Task instructions
How many lines in the records below contain the word "landscape"? Reply with that number only.

━━ Given records

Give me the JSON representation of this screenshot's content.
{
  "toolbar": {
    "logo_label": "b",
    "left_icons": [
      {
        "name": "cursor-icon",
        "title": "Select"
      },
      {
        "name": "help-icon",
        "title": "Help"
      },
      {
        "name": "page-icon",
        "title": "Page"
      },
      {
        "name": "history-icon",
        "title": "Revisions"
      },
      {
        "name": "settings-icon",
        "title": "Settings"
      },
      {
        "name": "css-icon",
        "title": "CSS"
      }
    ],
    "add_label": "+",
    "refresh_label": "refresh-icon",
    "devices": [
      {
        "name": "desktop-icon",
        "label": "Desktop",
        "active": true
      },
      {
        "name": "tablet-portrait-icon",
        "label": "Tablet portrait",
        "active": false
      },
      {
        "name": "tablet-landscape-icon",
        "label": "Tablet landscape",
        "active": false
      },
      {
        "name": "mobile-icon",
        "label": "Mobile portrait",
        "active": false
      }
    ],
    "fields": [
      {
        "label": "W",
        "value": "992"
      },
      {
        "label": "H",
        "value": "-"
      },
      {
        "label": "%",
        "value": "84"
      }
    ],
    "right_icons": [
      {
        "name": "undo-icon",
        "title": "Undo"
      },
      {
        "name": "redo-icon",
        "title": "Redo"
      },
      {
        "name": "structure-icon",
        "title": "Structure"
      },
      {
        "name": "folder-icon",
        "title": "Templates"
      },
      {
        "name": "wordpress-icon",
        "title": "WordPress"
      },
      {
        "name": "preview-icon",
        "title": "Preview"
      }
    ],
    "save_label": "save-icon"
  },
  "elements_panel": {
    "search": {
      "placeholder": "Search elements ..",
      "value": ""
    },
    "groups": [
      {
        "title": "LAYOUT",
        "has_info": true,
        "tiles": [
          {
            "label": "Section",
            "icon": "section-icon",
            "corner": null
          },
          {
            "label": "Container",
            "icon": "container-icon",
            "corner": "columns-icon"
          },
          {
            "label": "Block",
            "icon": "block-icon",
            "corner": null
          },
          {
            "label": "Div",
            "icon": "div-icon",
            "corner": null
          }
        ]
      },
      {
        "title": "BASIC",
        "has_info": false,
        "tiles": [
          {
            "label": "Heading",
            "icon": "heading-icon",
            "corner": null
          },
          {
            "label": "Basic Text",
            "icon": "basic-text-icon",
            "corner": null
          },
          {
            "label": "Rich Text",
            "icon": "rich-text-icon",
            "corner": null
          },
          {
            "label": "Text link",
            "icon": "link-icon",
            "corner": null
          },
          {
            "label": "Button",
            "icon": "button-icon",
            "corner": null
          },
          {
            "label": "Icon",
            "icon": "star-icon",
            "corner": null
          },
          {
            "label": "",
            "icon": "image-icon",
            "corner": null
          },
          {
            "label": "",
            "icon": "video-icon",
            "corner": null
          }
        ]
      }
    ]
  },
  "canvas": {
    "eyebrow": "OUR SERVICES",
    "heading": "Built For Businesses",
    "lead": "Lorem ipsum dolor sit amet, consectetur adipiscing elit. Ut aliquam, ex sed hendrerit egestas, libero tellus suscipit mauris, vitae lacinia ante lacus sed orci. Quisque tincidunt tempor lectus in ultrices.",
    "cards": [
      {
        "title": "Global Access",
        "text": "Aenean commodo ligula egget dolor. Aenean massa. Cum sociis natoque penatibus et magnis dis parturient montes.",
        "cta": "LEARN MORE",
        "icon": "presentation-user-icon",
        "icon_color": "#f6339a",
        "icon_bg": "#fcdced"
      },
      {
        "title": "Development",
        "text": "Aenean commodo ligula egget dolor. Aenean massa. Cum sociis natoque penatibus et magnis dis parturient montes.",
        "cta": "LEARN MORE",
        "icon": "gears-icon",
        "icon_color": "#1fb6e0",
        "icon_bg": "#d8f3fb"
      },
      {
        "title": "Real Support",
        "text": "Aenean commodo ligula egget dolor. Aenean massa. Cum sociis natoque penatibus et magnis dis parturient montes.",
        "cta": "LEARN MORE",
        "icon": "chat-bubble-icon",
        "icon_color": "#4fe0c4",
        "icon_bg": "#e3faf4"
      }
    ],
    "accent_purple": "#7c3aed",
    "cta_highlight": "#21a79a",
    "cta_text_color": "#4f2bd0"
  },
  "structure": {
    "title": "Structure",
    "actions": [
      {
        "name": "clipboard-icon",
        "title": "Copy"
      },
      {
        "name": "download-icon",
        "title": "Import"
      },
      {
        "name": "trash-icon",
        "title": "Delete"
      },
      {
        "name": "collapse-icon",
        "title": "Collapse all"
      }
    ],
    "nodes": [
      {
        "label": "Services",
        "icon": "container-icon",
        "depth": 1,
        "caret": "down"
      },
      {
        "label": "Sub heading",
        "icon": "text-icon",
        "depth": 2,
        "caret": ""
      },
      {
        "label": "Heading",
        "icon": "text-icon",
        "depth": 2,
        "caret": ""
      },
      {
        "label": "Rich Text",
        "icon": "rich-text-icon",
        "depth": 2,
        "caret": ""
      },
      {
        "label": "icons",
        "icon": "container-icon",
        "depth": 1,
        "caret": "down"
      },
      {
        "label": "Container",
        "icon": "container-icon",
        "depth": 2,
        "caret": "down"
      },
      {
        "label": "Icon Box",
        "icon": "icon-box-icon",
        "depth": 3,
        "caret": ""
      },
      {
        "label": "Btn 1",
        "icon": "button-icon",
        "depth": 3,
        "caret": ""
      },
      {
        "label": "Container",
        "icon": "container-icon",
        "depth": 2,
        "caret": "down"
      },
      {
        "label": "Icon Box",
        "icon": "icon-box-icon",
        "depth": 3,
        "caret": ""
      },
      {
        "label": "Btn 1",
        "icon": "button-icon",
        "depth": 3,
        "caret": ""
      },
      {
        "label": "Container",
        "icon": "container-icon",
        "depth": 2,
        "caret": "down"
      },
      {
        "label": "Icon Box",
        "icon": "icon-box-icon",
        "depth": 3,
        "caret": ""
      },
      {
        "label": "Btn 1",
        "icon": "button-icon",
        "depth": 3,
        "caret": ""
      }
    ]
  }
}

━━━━

Response to this task
2